(Provided records)

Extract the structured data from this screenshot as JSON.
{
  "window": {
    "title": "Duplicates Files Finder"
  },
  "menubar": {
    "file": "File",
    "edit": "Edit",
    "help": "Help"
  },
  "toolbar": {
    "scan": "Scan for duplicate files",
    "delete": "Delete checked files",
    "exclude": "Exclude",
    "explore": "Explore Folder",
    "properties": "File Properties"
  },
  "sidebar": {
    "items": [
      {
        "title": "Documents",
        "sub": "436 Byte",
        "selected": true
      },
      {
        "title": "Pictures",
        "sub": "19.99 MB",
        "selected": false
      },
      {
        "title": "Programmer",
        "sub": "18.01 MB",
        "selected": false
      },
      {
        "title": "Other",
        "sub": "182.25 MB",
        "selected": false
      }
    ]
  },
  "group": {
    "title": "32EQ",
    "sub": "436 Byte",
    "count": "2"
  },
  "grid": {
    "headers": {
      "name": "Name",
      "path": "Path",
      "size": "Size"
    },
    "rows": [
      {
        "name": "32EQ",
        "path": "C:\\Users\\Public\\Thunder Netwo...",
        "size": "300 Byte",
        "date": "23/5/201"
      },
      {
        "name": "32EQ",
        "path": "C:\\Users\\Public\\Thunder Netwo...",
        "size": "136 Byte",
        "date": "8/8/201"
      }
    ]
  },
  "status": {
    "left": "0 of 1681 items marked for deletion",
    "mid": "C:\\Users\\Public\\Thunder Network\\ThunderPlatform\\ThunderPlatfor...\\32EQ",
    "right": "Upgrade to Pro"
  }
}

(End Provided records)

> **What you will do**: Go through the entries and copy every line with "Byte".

> **Output**:
        "sub": "436 Byte",
    "sub": "436 Byte",
        "size": "300 Byte",
        "size": "136 Byte",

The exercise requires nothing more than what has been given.